It's pretty rotten timing for Lola Versus to arrive in theaters just months after the ballyhooed premiere of the HBO series Girls. Both the film and the series focus on young women living in modern-day Brooklyn, wearing excellent clothing and making lots of romantic mistakes on their way to growing up; both of them run a real risk of becoming self-absorbed and unbearable, but it's only Lola Versus that falls into that trap. Even with the lovely and captivating Greta Gerwig in the title role, Lola Versus feels like a shallow stop-over in every coming-of-age film cliche, and unlike Girls, it doesn't have the benefit of a TV season to find its footing or convince you to care.

The movie starts strong by beginning where most rom-coms end, with Lola waking up on her birthday to a proposal from Luke (Joel Kinnaman), over the course of the opening credits she leaps happily into wedding planning until, just as director Daryl Wein's name flashes on the screen, he breaks thing off. Lola's breakup spiral feels immediately authentic, as she shamefacedly moves back into her believably crappy old apartment, flirts dangerously with her platonic guy pal (Hamish Linklater), and wanly accepts girl-power advice from a sharp-tongued friend (co-writer Zoe Lister-Jones). But real people also wallow in breakups for what feels like forever, and Lola does exactly that, making mistake after mistake, moaning and pitying herself, and driving the audience as crazy as she would in real life.

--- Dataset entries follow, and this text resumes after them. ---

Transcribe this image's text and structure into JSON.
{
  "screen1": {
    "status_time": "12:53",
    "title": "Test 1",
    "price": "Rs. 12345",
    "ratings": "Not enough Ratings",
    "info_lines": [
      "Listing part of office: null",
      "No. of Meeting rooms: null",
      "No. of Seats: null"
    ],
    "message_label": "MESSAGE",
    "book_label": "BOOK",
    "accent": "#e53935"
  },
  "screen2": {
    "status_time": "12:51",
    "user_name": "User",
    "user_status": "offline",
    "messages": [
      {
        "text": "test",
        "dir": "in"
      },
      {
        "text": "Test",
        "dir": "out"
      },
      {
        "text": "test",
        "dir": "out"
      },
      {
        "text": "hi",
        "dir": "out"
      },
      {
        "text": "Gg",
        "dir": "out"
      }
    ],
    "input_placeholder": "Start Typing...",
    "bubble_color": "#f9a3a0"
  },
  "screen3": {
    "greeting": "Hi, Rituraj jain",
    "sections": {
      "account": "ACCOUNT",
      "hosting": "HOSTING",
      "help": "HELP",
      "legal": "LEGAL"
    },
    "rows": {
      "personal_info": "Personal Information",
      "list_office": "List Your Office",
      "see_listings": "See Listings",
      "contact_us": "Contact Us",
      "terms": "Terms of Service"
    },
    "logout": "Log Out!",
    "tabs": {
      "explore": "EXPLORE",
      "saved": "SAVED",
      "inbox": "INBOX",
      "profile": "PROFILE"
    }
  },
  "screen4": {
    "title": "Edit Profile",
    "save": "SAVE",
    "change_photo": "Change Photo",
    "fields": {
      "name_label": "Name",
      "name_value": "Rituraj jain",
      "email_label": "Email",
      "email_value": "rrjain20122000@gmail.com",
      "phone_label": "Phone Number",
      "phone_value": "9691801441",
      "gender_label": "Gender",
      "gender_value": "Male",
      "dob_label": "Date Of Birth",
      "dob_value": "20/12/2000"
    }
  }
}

Gewig pulls this off for a surprisingly long time, and it's dreadful to imagine what the film would be like without her. But aside from some moments of sharp humor, including one gloriously terrible sex scene with a guy who chooses Ani DiFranco as his doin' it music, Lola Versus feels more like a slog through the breakup doldrums than the frothy, intimate growing-up story it hints at throughout. It's not easy to tell an original story about young people making their way through New York, and though Lola Versus seems aware of the cliched tree it's climbing, it hits nearly every branch on its way down, from the thinly sketched parental roles played by veteran actors we'd like to see more of (Bill Pullman and Debra Winger) to the drunken night of regret to Lola's final realization that it's OK to be on her own, after a movie spent watching her do nothing but cling to others for her self-worth. It's not just an unearned transformation, but a patently false one-- it's possible Wein and Lister-Jones are trying to point out that what you think you know at 30 turns out not to be true at all, but if that extra layer of commentary is there, it's buried too deep to be effective.

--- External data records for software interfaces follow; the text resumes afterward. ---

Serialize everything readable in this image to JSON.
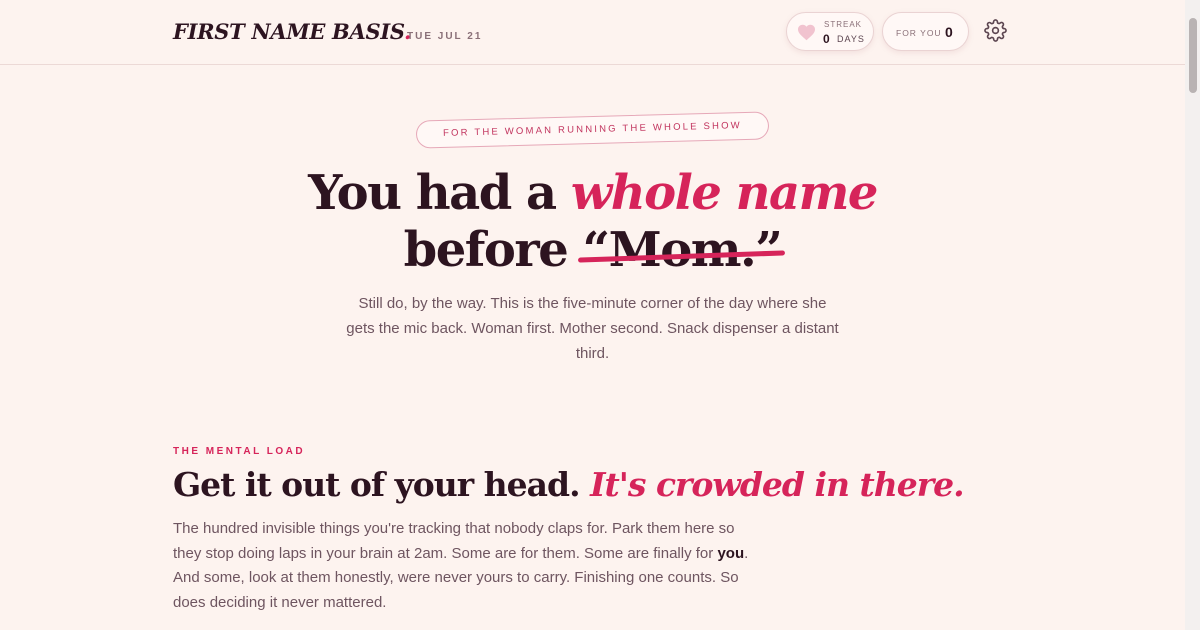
{
  "header": {
    "logo": "FIRST NAME BASIS",
    "logo_dot": ".",
    "date": "TUE JUL 21",
    "streak": {
      "label": "STREAK",
      "value": "0",
      "unit": "DAYS"
    },
    "for_you": {
      "label": "FOR YOU",
      "value": "0"
    }
  },
  "hero": {
    "tagline": "FOR THE WOMAN RUNNING THE WHOLE SHOW",
    "line1_plain": "You had a ",
    "line1_accent": "whole name",
    "line2_plain": "before ",
    "line2_struck": "“Mom.”",
    "subtitle": "Still do, by the way. This is the five-minute corner of the day where she gets the mic back. Woman first. Mother second. Snack dispenser a distant third."
  },
  "mental_load": {
    "eyebrow": "THE MENTAL LOAD",
    "title_plain": "Get it out of your head. ",
    "title_accent": "It's crowded in there.",
    "body_before": "The hundred invisible things you're tracking that nobody claps for. Park them here so they stop doing laps in your brain at 2am. Some are for them. Some are finally for ",
    "body_bold": "you",
    "body_after": ". And some, look at them honestly, were never yours to carry. Finishing one counts. So does deciding it never mattered."
  },
  "colors": {
    "accent": "#d6245a",
    "text": "#2d1420",
    "background": "#fdf3ef",
    "muted": "#6e5560"
  },
  "icons": {
    "streak": "heart-icon",
    "settings": "gear-icon"
  }
}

In the spirit of saying something nice about a small indie movie that's ultimately not harming anybody, let's stop again to praise Gerwig, who somehow manages to be both stunningly beautiful and an accessible, and occasionally very odd, onscreen presence. She flings herself gamely into Lola's downward spiral, in an unglamorous and un-self-conscious way that at least makes for one positive connection to Lena Dunham's work on Girls. Lola was never going to be a fully realized or truly relatable character-- the writing, so wrapped up in Lola's own self-pity, can't get there-- but Gerwig almost accomplishes it, another example of how she's stealthily becoming one of the most valuable actresses under 30. Lola Versus should have been a proper showcase for Gerwig's skills, but watching her single-handedly make it watchable is almost more impressive.

Staff Writer at CinemaBlend